Exercise goal.
Write every record out again exactly, and keep images out of it.

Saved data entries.
○ ○ ○ ○
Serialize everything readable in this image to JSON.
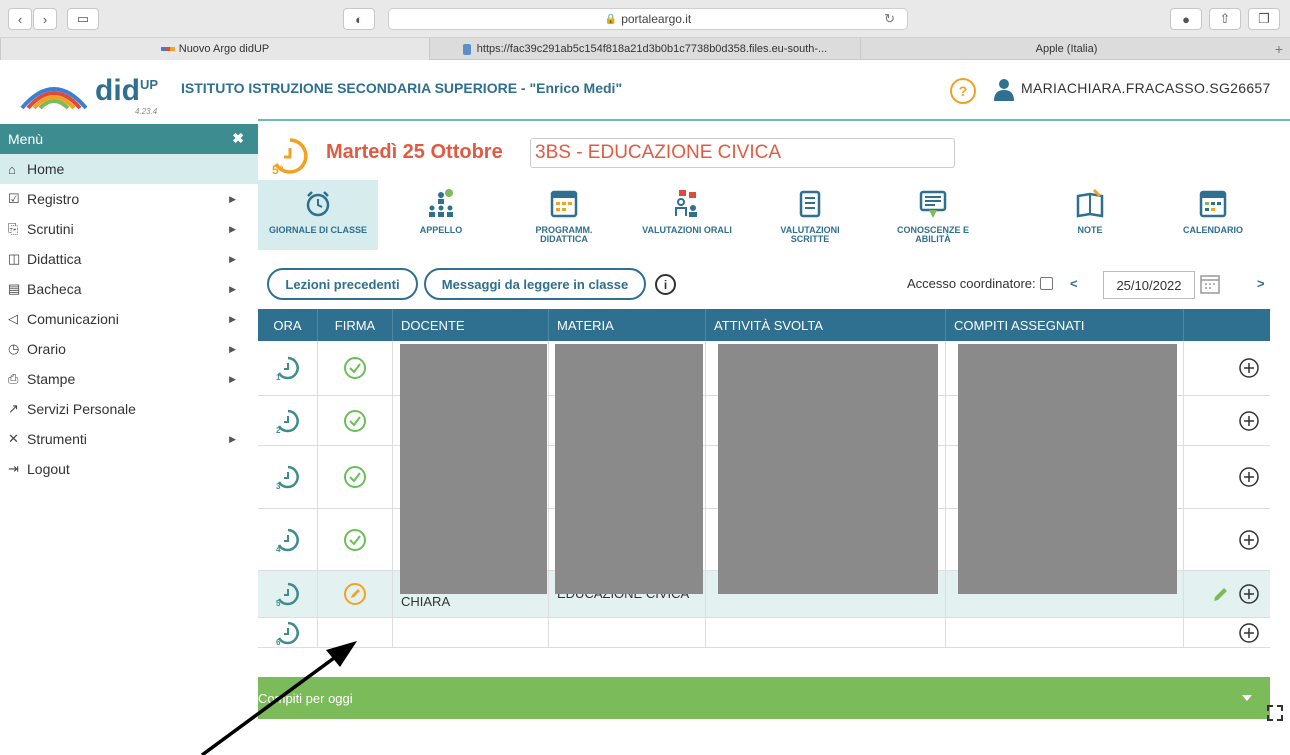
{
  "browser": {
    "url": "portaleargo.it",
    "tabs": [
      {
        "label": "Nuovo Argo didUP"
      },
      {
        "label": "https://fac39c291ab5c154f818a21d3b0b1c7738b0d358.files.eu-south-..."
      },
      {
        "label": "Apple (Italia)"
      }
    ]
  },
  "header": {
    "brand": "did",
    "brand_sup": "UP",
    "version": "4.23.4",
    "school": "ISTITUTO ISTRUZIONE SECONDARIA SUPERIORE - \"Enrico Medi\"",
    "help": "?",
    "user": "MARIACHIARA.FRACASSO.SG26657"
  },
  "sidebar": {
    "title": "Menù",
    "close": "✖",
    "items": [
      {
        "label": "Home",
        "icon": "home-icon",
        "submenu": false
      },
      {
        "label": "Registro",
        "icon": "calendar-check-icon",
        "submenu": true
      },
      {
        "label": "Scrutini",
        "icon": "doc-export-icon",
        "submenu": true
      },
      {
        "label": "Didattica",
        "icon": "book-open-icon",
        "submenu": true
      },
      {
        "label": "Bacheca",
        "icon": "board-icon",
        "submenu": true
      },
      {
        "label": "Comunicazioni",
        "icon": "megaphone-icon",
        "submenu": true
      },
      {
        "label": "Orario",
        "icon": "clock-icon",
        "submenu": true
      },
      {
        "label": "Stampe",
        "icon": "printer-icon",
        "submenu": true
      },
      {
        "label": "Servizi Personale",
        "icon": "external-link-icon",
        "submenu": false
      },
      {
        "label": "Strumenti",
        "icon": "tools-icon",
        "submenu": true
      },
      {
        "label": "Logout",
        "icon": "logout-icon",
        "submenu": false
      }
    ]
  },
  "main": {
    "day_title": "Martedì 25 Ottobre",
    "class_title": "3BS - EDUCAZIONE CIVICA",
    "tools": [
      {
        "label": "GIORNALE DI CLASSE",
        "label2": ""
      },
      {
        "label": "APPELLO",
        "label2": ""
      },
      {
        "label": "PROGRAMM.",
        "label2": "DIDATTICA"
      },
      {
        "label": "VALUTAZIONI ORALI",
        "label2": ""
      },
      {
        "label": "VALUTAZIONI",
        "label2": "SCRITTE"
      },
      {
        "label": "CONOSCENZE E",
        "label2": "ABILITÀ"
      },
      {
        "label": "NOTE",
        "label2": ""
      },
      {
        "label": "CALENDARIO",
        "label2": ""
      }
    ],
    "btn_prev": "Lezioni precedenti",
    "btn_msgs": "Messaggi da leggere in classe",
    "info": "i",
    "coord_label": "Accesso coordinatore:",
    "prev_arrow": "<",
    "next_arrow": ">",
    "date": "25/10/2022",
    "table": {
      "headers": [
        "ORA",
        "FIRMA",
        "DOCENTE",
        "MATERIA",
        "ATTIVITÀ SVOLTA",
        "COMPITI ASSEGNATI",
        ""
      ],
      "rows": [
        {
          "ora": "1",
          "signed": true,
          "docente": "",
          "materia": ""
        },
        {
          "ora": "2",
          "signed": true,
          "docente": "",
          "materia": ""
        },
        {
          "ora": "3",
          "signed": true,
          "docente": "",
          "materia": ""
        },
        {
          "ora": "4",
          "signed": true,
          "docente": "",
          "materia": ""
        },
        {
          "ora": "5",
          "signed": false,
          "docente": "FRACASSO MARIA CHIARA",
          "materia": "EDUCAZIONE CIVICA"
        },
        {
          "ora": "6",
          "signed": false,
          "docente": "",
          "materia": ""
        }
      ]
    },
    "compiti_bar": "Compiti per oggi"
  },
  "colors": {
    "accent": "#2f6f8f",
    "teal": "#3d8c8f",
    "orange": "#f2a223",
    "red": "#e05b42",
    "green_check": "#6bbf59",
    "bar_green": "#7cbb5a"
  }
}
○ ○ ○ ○
Written solution.
Serialize everything readable in this image to JSON.
{
  "browser": {
    "url": "portaleargo.it",
    "tabs": [
      {
        "label": "Nuovo Argo didUP"
      },
      {
        "label": "https://fac39c291ab5c154f818a21d3b0b1c7738b0d358.files.eu-south-..."
      },
      {
        "label": "Apple (Italia)"
      }
    ]
  },
  "header": {
    "brand": "did",
    "brand_sup": "UP",
    "version": "4.23.4",
    "school": "ISTITUTO ISTRUZIONE SECONDARIA SUPERIORE - \"Enrico Medi\"",
    "help": "?",
    "user": "MARIACHIARA.FRACASSO.SG26657"
  },
  "sidebar": {
    "title": "Menù",
    "close": "✖",
    "items": [
      {
        "label": "Home",
        "icon": "home-icon",
        "submenu": false
      },
      {
        "label": "Registro",
        "icon": "calendar-check-icon",
        "submenu": true
      },
      {
        "label": "Scrutini",
        "icon": "doc-export-icon",
        "submenu": true
      },
      {
        "label": "Didattica",
        "icon": "book-open-icon",
        "submenu": true
      },
      {
        "label": "Bacheca",
        "icon": "board-icon",
        "submenu": true
      },
      {
        "label": "Comunicazioni",
        "icon": "megaphone-icon",
        "submenu": true
      },
      {
        "label": "Orario",
        "icon": "clock-icon",
        "submenu": true
      },
      {
        "label": "Stampe",
        "icon": "printer-icon",
        "submenu": true
      },
      {
        "label": "Servizi Personale",
        "icon": "external-link-icon",
        "submenu": false
      },
      {
        "label": "Strumenti",
        "icon": "tools-icon",
        "submenu": true
      },
      {
        "label": "Logout",
        "icon": "logout-icon",
        "submenu": false
      }
    ]
  },
  "main": {
    "day_title": "Martedì 25 Ottobre",
    "class_title": "3BS - EDUCAZIONE CIVICA",
    "tools": [
      {
        "label": "GIORNALE DI CLASSE",
        "label2": ""
      },
      {
        "label": "APPELLO",
        "label2": ""
      },
      {
        "label": "PROGRAMM.",
        "label2": "DIDATTICA"
      },
      {
        "label": "VALUTAZIONI ORALI",
        "label2": ""
      },
      {
        "label": "VALUTAZIONI",
        "label2": "SCRITTE"
      },
      {
        "label": "CONOSCENZE E",
        "label2": "ABILITÀ"
      },
      {
        "label": "NOTE",
        "label2": ""
      },
      {
        "label": "CALENDARIO",
        "label2": ""
      }
    ],
    "btn_prev": "Lezioni precedenti",
    "btn_msgs": "Messaggi da leggere in classe",
    "info": "i",
    "coord_label": "Accesso coordinatore:",
    "prev_arrow": "<",
    "next_arrow": ">",
    "date": "25/10/2022",
    "table": {
      "headers": [
        "ORA",
        "FIRMA",
        "DOCENTE",
        "MATERIA",
        "ATTIVITÀ SVOLTA",
        "COMPITI ASSEGNATI",
        ""
      ],
      "rows": [
        {
          "ora": "1",
          "signed": true,
          "docente": "",
          "materia": ""
        },
        {
          "ora": "2",
          "signed": true,
          "docente": "",
          "materia": ""
        },
        {
          "ora": "3",
          "signed": true,
          "docente": "",
          "materia": ""
        },
        {
          "ora": "4",
          "signed": true,
          "docente": "",
          "materia": ""
        },
        {
          "ora": "5",
          "signed": false,
          "docente": "FRACASSO MARIA CHIARA",
          "materia": "EDUCAZIONE CIVICA"
        },
        {
          "ora": "6",
          "signed": false,
          "docente": "",
          "materia": ""
        }
      ]
    },
    "compiti_bar": "Compiti per oggi"
  },
  "colors": {
    "accent": "#2f6f8f",
    "teal": "#3d8c8f",
    "orange": "#f2a223",
    "red": "#e05b42",
    "green_check": "#6bbf59",
    "bar_green": "#7cbb5a"
  }
}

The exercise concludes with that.